In 1995 I was just beginning my exploration into actually making hip-hop. I grew up in Columbus, but was living in Springfield, Oh at the time going to school. Inkwel and I had formed Greenhouse Effect during late night freestyle sessions, been to the studio a couple times, but had yet to put out any recorded material or even do a real show. It would be quite some time before either of those things happened. At that time our main focus was to just be a part of it in any way possible, which was easy in Springfield since we lived there, but easier said than done in Columbus, which was 45-minutes away. As far as Columbus went, we were strictly observers.
Part of our experience at the time was visiting Columbus every chance we could get to catch shows and learn about the scene. Everything was so new then and the Columbus hip-hop scene was the closest any of us would get to being at a New York park jam. The scene was so raw; DJ battles, emcee battles, shows in weird places (because venues didn’t really allow local hip-hop in the doors in those days). I would come to Columbus to visit my family almost every other weekend and find time to dig for records there as well. One of the record stores I would visit was The Groove Shack.

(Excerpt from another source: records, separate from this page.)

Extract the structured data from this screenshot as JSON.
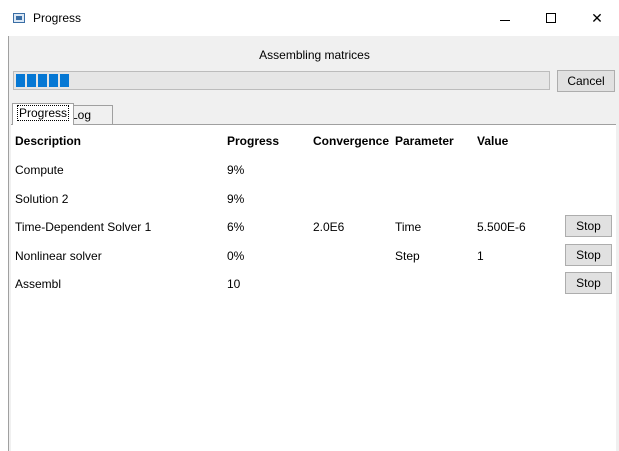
{
  "window": {
    "title": "Progress",
    "minimize_glyph": "—",
    "maximize_glyph": "☐",
    "close_glyph": "✕"
  },
  "status": {
    "message": "Assembling matrices",
    "progress_percent": 9,
    "progress_segments": 5,
    "fill_color": "#0678d4"
  },
  "buttons": {
    "cancel_label": "Cancel",
    "stop_label": "Stop"
  },
  "tabs": [
    {
      "label": "Progress",
      "selected": true
    },
    {
      "label": "Log",
      "selected": false
    }
  ],
  "table": {
    "headers": {
      "description": "Description",
      "progress": "Progress",
      "convergence": "Convergence",
      "parameter": "Parameter",
      "value": "Value"
    },
    "rows": [
      {
        "description": "Compute",
        "progress": "9%",
        "convergence": "",
        "parameter": "",
        "value": "",
        "stop": false
      },
      {
        "description": "Solution 2",
        "progress": "9%",
        "convergence": "",
        "parameter": "",
        "value": "",
        "stop": false
      },
      {
        "description": "Time-Dependent Solver 1",
        "progress": "6%",
        "convergence": "2.0E6",
        "parameter": "Time",
        "value": "5.500E-6",
        "stop": true
      },
      {
        "description": "Nonlinear solver",
        "progress": "0%",
        "convergence": "",
        "parameter": "Step",
        "value": "1",
        "stop": true
      },
      {
        "description": "Assembl",
        "progress": "10",
        "convergence": "",
        "parameter": "",
        "value": "",
        "stop": true
      }
    ]
  }
}
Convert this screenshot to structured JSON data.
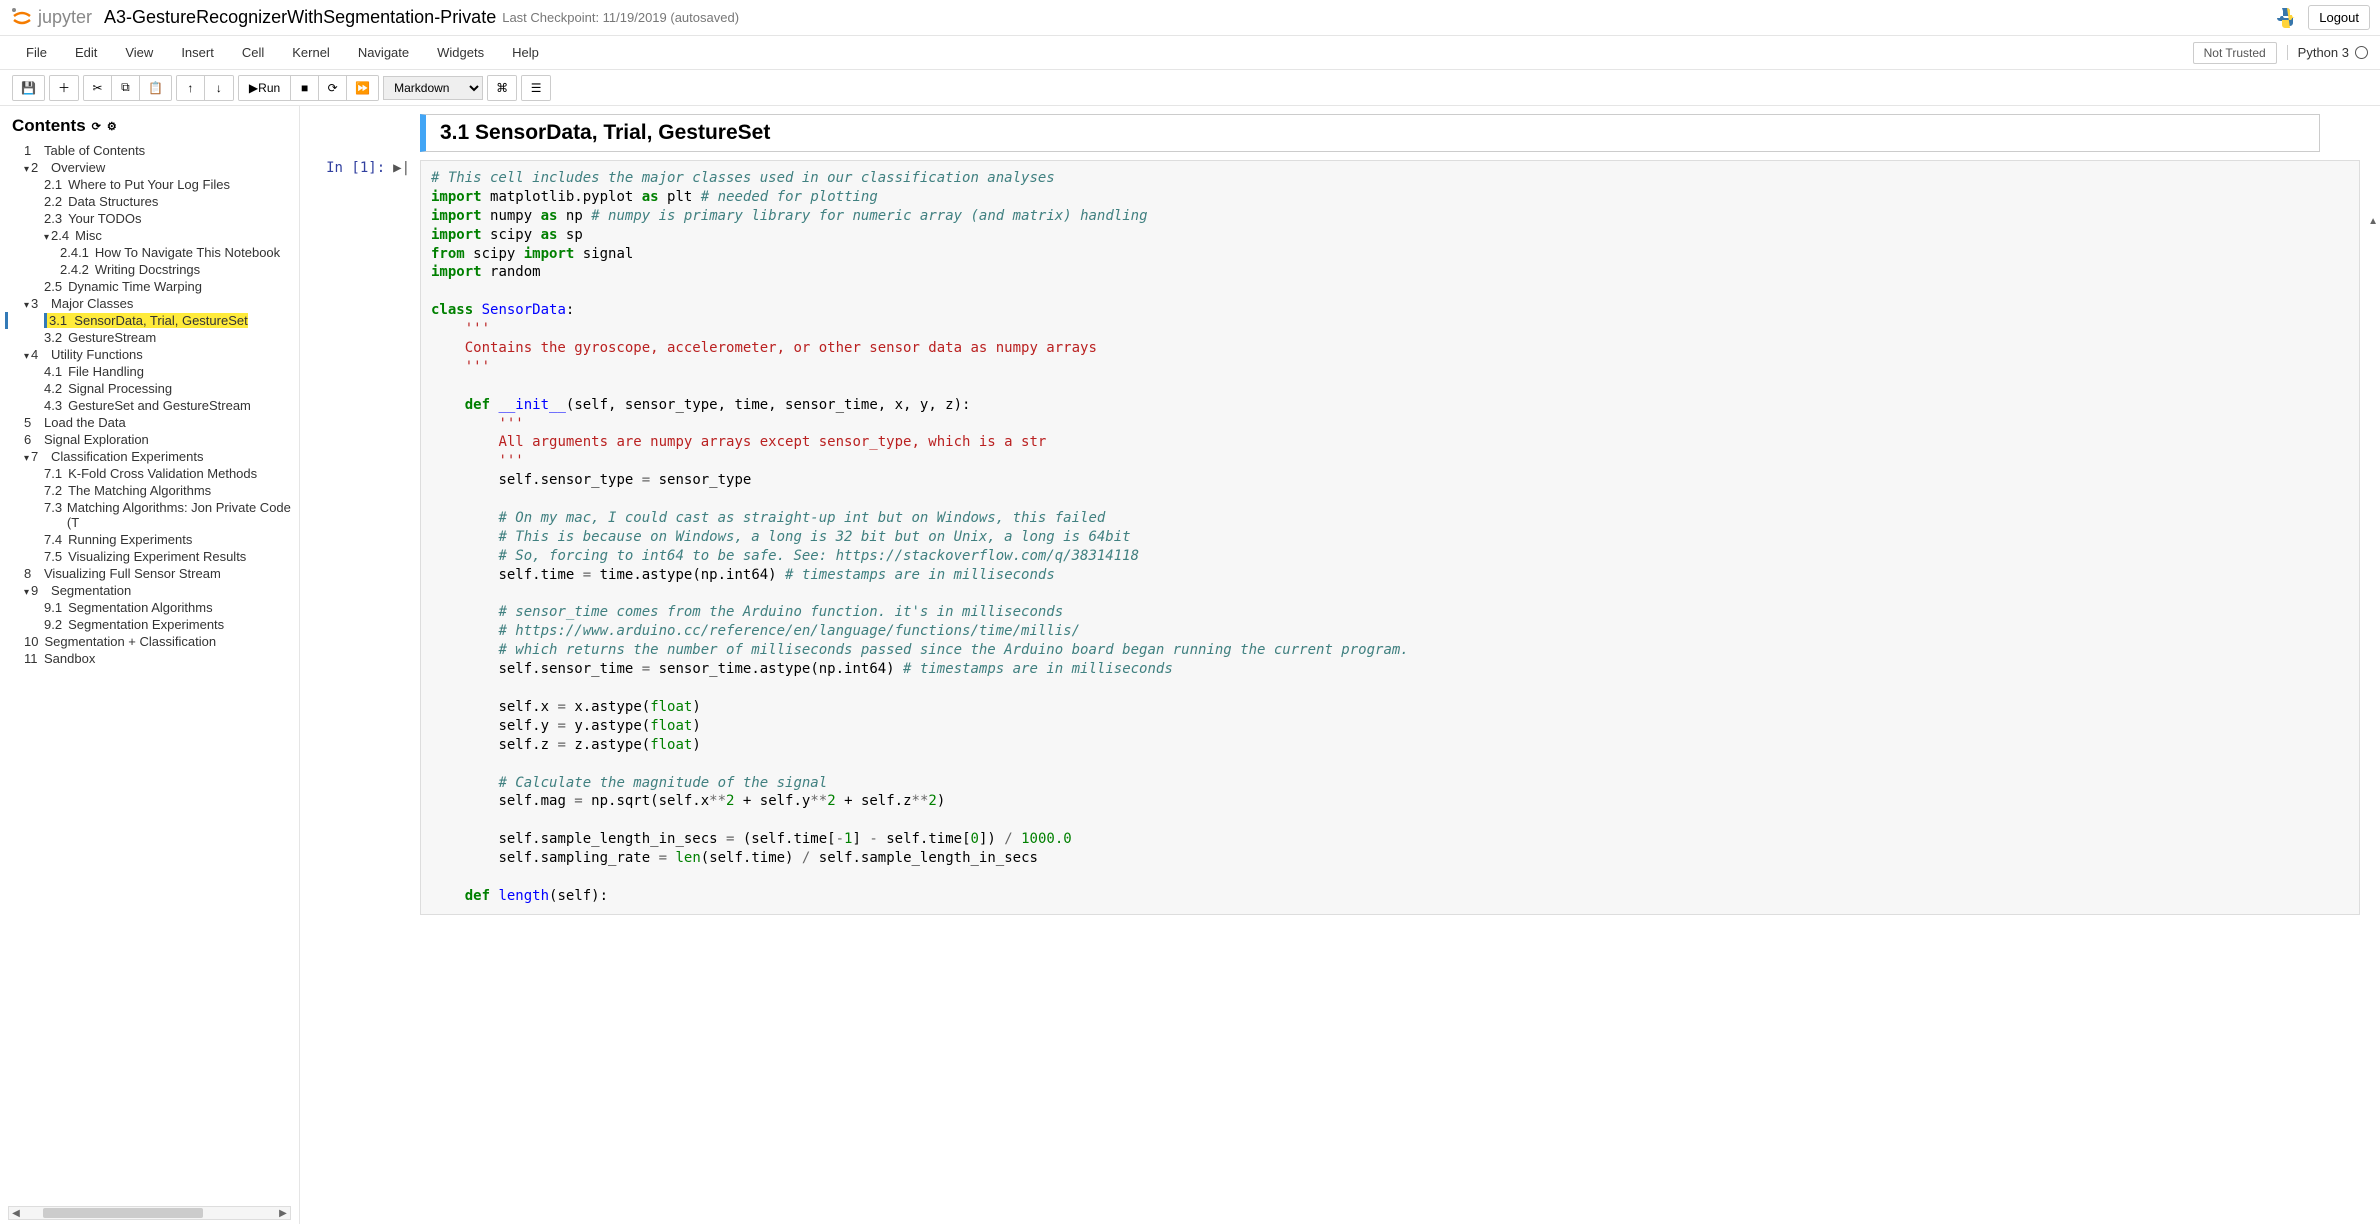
{
  "header": {
    "logo_text": "jupyter",
    "title": "A3-GestureRecognizerWithSegmentation-Private",
    "checkpoint": "Last Checkpoint: 11/19/2019  (autosaved)",
    "logout": "Logout"
  },
  "menubar": {
    "items": [
      "File",
      "Edit",
      "View",
      "Insert",
      "Cell",
      "Kernel",
      "Navigate",
      "Widgets",
      "Help"
    ],
    "trust": "Not Trusted",
    "kernel": "Python 3"
  },
  "toolbar": {
    "run_label": "Run",
    "cell_type": "Markdown"
  },
  "sidebar": {
    "title": "Contents",
    "items": [
      {
        "num": "1",
        "label": "Table of Contents",
        "lvl": 1
      },
      {
        "num": "2",
        "label": "Overview",
        "lvl": 1,
        "caret": true
      },
      {
        "num": "2.1",
        "label": "Where to Put Your Log Files",
        "lvl": 2
      },
      {
        "num": "2.2",
        "label": "Data Structures",
        "lvl": 2
      },
      {
        "num": "2.3",
        "label": "Your TODOs",
        "lvl": 2
      },
      {
        "num": "2.4",
        "label": "Misc",
        "lvl": 2,
        "caret": true
      },
      {
        "num": "2.4.1",
        "label": "How To Navigate This Notebook",
        "lvl": 3
      },
      {
        "num": "2.4.2",
        "label": "Writing Docstrings",
        "lvl": 3
      },
      {
        "num": "2.5",
        "label": "Dynamic Time Warping",
        "lvl": 2
      },
      {
        "num": "3",
        "label": "Major Classes",
        "lvl": 1,
        "caret": true
      },
      {
        "num": "3.1",
        "label": "SensorData, Trial, GestureSet",
        "lvl": 2,
        "active": true
      },
      {
        "num": "3.2",
        "label": "GestureStream",
        "lvl": 2
      },
      {
        "num": "4",
        "label": "Utility Functions",
        "lvl": 1,
        "caret": true
      },
      {
        "num": "4.1",
        "label": "File Handling",
        "lvl": 2
      },
      {
        "num": "4.2",
        "label": "Signal Processing",
        "lvl": 2
      },
      {
        "num": "4.3",
        "label": "GestureSet and GestureStream",
        "lvl": 2
      },
      {
        "num": "5",
        "label": "Load the Data",
        "lvl": 1
      },
      {
        "num": "6",
        "label": "Signal Exploration",
        "lvl": 1
      },
      {
        "num": "7",
        "label": "Classification Experiments",
        "lvl": 1,
        "caret": true
      },
      {
        "num": "7.1",
        "label": "K-Fold Cross Validation Methods",
        "lvl": 2
      },
      {
        "num": "7.2",
        "label": "The Matching Algorithms",
        "lvl": 2
      },
      {
        "num": "7.3",
        "label": "Matching Algorithms: Jon Private Code (T",
        "lvl": 2
      },
      {
        "num": "7.4",
        "label": "Running Experiments",
        "lvl": 2
      },
      {
        "num": "7.5",
        "label": "Visualizing Experiment Results",
        "lvl": 2
      },
      {
        "num": "8",
        "label": "Visualizing Full Sensor Stream",
        "lvl": 1
      },
      {
        "num": "9",
        "label": "Segmentation",
        "lvl": 1,
        "caret": true
      },
      {
        "num": "9.1",
        "label": "Segmentation Algorithms",
        "lvl": 2
      },
      {
        "num": "9.2",
        "label": "Segmentation Experiments",
        "lvl": 2
      },
      {
        "num": "10",
        "label": "Segmentation + Classification",
        "lvl": 1
      },
      {
        "num": "11",
        "label": "Sandbox",
        "lvl": 1
      }
    ]
  },
  "main": {
    "heading": "3.1  SensorData, Trial, GestureSet",
    "prompt": "In [1]:",
    "code": {
      "l1c": "# This cell includes the major classes used in our classification analyses",
      "l2a": "import",
      "l2b": "matplotlib.pyplot",
      "l2c": "as",
      "l2d": "plt",
      "l2e": "# needed for plotting",
      "l3a": "import",
      "l3b": "numpy",
      "l3c": "as",
      "l3d": "np",
      "l3e": "# numpy is primary library for numeric array (and matrix) handling",
      "l4a": "import",
      "l4b": "scipy",
      "l4c": "as",
      "l4d": "sp",
      "l5a": "from",
      "l5b": "scipy",
      "l5c": "import",
      "l5d": "signal",
      "l6a": "import",
      "l6b": "random",
      "l7a": "class",
      "l7b": "SensorData",
      "l7c": ":",
      "l8": "'''",
      "l9": "Contains the gyroscope, accelerometer, or other sensor data as numpy arrays",
      "l10": "'''",
      "l11a": "def",
      "l11b": "__init__",
      "l11c": "(self, sensor_type, time, sensor_time, x, y, z):",
      "l12": "'''",
      "l13": "All arguments are numpy arrays except sensor_type, which is a str",
      "l14": "'''",
      "l15a": "self.sensor_type ",
      "l15b": "=",
      "l15c": " sensor_type",
      "l16": "# On my mac, I could cast as straight-up int but on Windows, this failed",
      "l17": "# This is because on Windows, a long is 32 bit but on Unix, a long is 64bit",
      "l18": "# So, forcing to int64 to be safe. See: https://stackoverflow.com/q/38314118",
      "l19a": "self.time ",
      "l19b": "=",
      "l19c": " time.astype(np.int64) ",
      "l19d": "# timestamps are in milliseconds",
      "l20": "# sensor_time comes from the Arduino function. it's in milliseconds",
      "l21": "# https://www.arduino.cc/reference/en/language/functions/time/millis/",
      "l22": "# which returns the number of milliseconds passed since the Arduino board began running the current program.",
      "l23a": "self.sensor_time ",
      "l23b": "=",
      "l23c": " sensor_time.astype(np.int64) ",
      "l23d": "# timestamps are in milliseconds",
      "l24a": "self.x ",
      "l24b": "=",
      "l24c": " x.astype(",
      "l24d": "float",
      "l24e": ")",
      "l25a": "self.y ",
      "l25b": "=",
      "l25c": " y.astype(",
      "l25d": "float",
      "l25e": ")",
      "l26a": "self.z ",
      "l26b": "=",
      "l26c": " z.astype(",
      "l26d": "float",
      "l26e": ")",
      "l27": "# Calculate the magnitude of the signal",
      "l28a": "self.mag ",
      "l28b": "=",
      "l28c": " np.sqrt(self.x",
      "l28d": "**",
      "l28e": "2",
      "l28f": " + ",
      "l28g": "self.y",
      "l28h": "**",
      "l28i": "2",
      "l28j": " + ",
      "l28k": "self.z",
      "l28l": "**",
      "l28m": "2",
      "l28n": ")",
      "l29a": "self.sample_length_in_secs ",
      "l29b": "=",
      "l29c": " (self.time[",
      "l29d": "-",
      "l29e": "1",
      "l29f": "] ",
      "l29g": "-",
      "l29h": " self.time[",
      "l29i": "0",
      "l29j": "]) ",
      "l29k": "/",
      "l29l": " ",
      "l29m": "1000.0",
      "l30a": "self.sampling_rate ",
      "l30b": "=",
      "l30c": " ",
      "l30d": "len",
      "l30e": "(self.time) ",
      "l30f": "/",
      "l30g": " self.sample_length_in_secs",
      "l31a": "def",
      "l31b": "length",
      "l31c": "(self):"
    }
  }
}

Around that time, the public access channel started airing a show called The Groove Shack, a 30-minute show that featured the record stores’ monthly open mic. If you were just getting into hip-hop around 1993-1994 and turned on your television and saw a room of 100 people packed wall to wall, freestyling at a high level, and battling I guarantee you it would be something you would never forget. I know this was the case for me so I made up my mind then and there that I had to visit one of these open mics.